In 2007 I left secondary school with 13 GCSEs at grade C and above and the distinct impression that nobody in government had given any thought to how much pressure the education system placed upon the average 16 year old. Sure, the results made getting into sixth form a walk in the park (not that mine was in the least bit known for turning people away), but five years later and all that stress has amounted to one non-specific line on my CV. In less than twelve months, that line will most likely be gone altogether, overshadowed by the A Level results that prospective employers only glance at, and a piece of paper certifying a degree which cannot guarantee me a job. When the new plans for the English Baccalaureate come into place, I may as well throw my GCSE grades on top of the mounds of O Levels that clog up the waste paper basket of examination reforms.
I don’t really care about that, though – I know our generation will remember GCSEs as the test of our academic mettle long after the next have had to ask how our old system worked.
What really bothers me is the niggling feeling that these changes are more for show than they are for our sake. Until we face up to the fact that an end of term exam only reflects how well you cope with exam conditions, and that a piece of paper can’t portray how capable you actually are, education will continue to be defined by business principles; by success on paper, by only the qualities that can be systematically measured, and in terms of profit and return.
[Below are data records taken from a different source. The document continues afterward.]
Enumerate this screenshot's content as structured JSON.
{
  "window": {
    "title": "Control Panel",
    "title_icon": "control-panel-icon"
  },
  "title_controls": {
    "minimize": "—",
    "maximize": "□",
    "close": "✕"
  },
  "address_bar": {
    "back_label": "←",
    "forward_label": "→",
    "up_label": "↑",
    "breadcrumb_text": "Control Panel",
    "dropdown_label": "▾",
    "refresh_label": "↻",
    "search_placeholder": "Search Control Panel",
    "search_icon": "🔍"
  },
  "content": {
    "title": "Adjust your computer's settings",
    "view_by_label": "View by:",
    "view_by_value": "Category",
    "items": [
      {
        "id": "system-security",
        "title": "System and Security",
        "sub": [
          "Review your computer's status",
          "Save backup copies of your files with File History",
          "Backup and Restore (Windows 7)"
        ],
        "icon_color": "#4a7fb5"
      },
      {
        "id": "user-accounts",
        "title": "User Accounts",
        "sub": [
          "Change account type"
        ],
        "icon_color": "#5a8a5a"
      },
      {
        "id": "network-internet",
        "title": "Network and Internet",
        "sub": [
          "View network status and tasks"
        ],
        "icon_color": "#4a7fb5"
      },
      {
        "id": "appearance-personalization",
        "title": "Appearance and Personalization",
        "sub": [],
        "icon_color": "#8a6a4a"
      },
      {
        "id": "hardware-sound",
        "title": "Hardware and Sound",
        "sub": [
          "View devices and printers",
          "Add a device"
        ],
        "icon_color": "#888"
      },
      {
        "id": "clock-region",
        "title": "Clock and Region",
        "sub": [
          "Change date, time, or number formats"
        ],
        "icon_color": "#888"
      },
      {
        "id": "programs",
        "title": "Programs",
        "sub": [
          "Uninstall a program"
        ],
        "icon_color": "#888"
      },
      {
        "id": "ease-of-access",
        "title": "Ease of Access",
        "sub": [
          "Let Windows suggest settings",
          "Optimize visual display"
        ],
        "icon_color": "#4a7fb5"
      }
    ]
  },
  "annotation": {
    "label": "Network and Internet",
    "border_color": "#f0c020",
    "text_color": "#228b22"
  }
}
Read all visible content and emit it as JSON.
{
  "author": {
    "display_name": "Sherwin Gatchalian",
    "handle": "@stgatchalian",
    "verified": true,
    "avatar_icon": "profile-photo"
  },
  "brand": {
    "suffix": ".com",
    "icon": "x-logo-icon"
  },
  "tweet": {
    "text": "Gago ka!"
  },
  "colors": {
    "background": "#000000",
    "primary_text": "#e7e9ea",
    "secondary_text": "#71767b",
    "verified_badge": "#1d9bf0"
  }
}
That may inspire your cut-throat competitive achievers, but education is for everybody, and there is an indifference to learning in this country which will need to be addressed in order to inspire true and lasting academic success.
I am just another statistic in previous education plans; a reflection of the system still currently in place. On paper I am Vikki Hutton; 13 GCSEs; 3 A Levels; BA (Hons) Degree, pending.
In person I am somebody who has forgotten about the major themes in The Great Gatsby, who never really cared that much about footpath erosion, who studied French for six years but can’t remember how to get that point across. Are those results to be equally proud of? Because I just so happened to leave them off my CV. And I can’t help but wonder… is Michael Gove doing the same with these reforms? School’s out, and he’s not even addressing why after more than a decade it’s failed to instil in so many of us a passion for actually learning.
We need pass or fail, we need grade boundaries, we need measures of our academic success and intellectual growth – unquestionably. But I have a real problem knowing that education, as a business, needs them more. Sixth forms rely on exam results to show that they can get students into universities; universities need students to fund them. As a result, our entire academic career revolves around the notion that an exam result is a suitable synonym for an education when it is not.
I really wanted to put an MP through three weeks of GCSE exams when I was 16. What an education on modern examinations that would have been.
And whilst I don’t envy the test of Gove’s mettle when it comes to reforming the system, to tackle – as he put it – “years of drift, decline and dumbing down” in our schools, I have to ask: are exams really the answer?
I wonder what he could have learned about education if he’d walked in our shoes more recently? That a memory test does not an academic make, that university doesn’t immediately entitle you to be called educated anymore, and that to everyone else all your hard work is eventually just a line on a CV (and it still can’t promise you the job).
Knowing all that, you kind of wonder: exam reforms… what’s the point? If Gove really wants young people to become better educated adults, I think he needs to learn to read between his lines.